Same question: why are you letting him do this? You're able to describe in detail what he does when he steals food, which suggests that you're standing by and watching him without intervening. In another post you say you've watched him peeling the fruit he's stolen. Again, I don't understand why you would do this. Stealing food is self-rewarding behaviour. Once a dog understands that, of course he's going to keep stealing. This isn't a dog failure, it's a management failure. If you sit by and watch, the behaviour is going to get worse. Suggestions: Don't leave anything stealable on the counter or the table. If he even looks at the counter or table, give him a negative consequence. If he manages to steal something, remove it immediately - don't just let him eat it. Don't allow him in the kitchen or dining area. Or allow him, but tie him up or keep him in a crate when you're eating, so he can't interrupt you. If he's too noisy, crate him somewhere else in the house during mealtimes. Etc.We make Murphy Sit if we are eating in the same room, and we give his treat when we finish. He complies with this approach for a few minutes before thrashing toys with frustration; the process of returning him to a Sit (before he escalates from grabbing toys to grabbing us) causes a lot of meal interruptions and my wife is fed up.

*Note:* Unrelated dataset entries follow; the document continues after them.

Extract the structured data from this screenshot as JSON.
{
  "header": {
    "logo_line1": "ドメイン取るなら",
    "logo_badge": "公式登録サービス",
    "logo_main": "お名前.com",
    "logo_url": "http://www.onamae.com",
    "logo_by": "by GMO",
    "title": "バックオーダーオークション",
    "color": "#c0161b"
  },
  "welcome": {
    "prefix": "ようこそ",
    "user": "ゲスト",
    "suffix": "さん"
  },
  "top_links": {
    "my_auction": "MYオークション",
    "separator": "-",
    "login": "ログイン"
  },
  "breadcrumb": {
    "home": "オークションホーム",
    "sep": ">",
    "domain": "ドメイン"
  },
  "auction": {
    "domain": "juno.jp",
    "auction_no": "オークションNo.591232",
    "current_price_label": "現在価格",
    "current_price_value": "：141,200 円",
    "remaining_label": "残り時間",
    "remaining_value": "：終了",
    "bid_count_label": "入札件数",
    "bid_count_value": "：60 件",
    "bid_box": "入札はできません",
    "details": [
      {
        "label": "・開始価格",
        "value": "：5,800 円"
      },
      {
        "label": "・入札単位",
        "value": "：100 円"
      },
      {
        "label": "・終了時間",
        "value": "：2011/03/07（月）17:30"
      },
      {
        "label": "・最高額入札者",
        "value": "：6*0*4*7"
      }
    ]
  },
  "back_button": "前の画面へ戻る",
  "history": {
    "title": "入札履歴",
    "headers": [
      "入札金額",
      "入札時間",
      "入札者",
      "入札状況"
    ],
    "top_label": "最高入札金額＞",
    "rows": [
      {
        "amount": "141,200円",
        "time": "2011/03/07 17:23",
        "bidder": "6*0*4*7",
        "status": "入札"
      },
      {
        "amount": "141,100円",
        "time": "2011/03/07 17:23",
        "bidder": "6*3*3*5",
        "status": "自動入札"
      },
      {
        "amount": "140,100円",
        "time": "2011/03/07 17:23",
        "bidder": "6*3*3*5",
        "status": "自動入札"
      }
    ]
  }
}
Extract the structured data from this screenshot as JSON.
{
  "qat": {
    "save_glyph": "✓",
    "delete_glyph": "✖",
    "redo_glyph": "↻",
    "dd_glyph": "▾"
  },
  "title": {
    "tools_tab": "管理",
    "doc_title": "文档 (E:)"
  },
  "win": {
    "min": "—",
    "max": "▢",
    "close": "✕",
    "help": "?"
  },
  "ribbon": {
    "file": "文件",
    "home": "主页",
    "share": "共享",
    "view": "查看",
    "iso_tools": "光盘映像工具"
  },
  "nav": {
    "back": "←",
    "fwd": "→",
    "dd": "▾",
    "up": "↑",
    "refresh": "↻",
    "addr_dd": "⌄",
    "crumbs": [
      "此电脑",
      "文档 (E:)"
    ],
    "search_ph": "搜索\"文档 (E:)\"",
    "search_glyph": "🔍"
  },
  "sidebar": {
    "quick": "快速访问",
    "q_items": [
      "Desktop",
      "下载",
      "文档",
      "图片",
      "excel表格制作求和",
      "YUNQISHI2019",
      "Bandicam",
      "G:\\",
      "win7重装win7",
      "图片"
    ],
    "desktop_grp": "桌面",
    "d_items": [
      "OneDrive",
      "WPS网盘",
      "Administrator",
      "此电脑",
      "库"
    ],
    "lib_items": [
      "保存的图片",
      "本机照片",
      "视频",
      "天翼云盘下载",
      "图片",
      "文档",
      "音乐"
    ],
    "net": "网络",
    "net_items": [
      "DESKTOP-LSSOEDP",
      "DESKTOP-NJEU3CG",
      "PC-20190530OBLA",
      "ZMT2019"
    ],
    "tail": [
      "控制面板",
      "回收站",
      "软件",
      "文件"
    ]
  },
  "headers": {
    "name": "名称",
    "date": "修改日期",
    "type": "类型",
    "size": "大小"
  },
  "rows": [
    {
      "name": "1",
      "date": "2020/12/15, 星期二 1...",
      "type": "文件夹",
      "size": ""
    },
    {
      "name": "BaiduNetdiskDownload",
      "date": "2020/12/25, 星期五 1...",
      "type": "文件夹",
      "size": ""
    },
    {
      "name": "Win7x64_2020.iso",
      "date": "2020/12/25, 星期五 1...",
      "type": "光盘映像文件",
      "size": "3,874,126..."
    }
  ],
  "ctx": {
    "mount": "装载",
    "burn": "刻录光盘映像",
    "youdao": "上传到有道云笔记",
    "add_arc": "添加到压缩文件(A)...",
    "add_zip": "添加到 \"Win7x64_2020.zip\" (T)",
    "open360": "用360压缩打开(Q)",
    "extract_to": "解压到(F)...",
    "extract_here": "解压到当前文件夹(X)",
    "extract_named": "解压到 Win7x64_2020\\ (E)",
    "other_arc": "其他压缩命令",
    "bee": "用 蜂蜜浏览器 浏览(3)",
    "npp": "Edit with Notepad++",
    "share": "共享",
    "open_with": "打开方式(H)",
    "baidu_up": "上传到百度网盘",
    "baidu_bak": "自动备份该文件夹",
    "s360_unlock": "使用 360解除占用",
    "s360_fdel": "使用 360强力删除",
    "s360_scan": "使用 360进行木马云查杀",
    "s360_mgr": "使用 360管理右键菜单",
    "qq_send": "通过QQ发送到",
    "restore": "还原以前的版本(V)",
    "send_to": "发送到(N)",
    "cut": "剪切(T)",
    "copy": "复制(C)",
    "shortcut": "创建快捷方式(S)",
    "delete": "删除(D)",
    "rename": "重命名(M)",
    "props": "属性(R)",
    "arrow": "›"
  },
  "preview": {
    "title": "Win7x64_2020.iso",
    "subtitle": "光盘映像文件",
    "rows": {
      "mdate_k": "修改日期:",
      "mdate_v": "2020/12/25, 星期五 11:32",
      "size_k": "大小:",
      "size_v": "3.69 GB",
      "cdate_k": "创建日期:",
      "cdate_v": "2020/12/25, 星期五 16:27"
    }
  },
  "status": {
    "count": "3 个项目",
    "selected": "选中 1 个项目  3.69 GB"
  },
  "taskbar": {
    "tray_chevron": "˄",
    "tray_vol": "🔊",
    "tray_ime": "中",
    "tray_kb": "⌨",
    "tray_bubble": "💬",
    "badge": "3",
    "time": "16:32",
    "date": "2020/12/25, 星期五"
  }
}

(...) He takes any food he can reach, and he can reach anywhere we can reach - he puts both front paws on our human counters, then stretches his body and a paw to pull things off. We can no longer have an open fruit bowl because he takes apples, oranges, bananas, etc.
By training them. You're approaching dog training as a series of separate problems, each occurring in its own vacuum, when in fact training an overall process and management system that you implement in different situations. Everything you've described is happening because you've allowed your dog to take charge and become a brat. It can be funny during puppyhood. But believe me, it won't be funny when he reaches maturity and starts reinforcing his superiority by biting. Or when he steals something that makes him sick or kills him. To answer your question: I don't teach my dogs specifically to wait for meals. I teach them that I decide what they do and when they do it. Meals are one part of that. Get your dog into formal obedience training. Teach him to obey commands consistently, in different contexts. Learning is cumulative. Once a dog has learned to obey one command consistently, he can learn others in the same way. More importantly, he'll start looking to you for guidance, instead of taking control and doing what he wants. If he can wait to go through a door, or wait to get on a chair, or sit and stay, then he can wait for his meal. If he can sit quietly in your office while you're working, then he can sit quietly in the kitchen while you're eating. The food isn't the problem here: it's the lack of respect for you that's the problem. You're giving in and letting him have or do whatever he wants. Stop doing that and start training him properly, and most of your problems will resolve.How do people make their dogs wait for meals?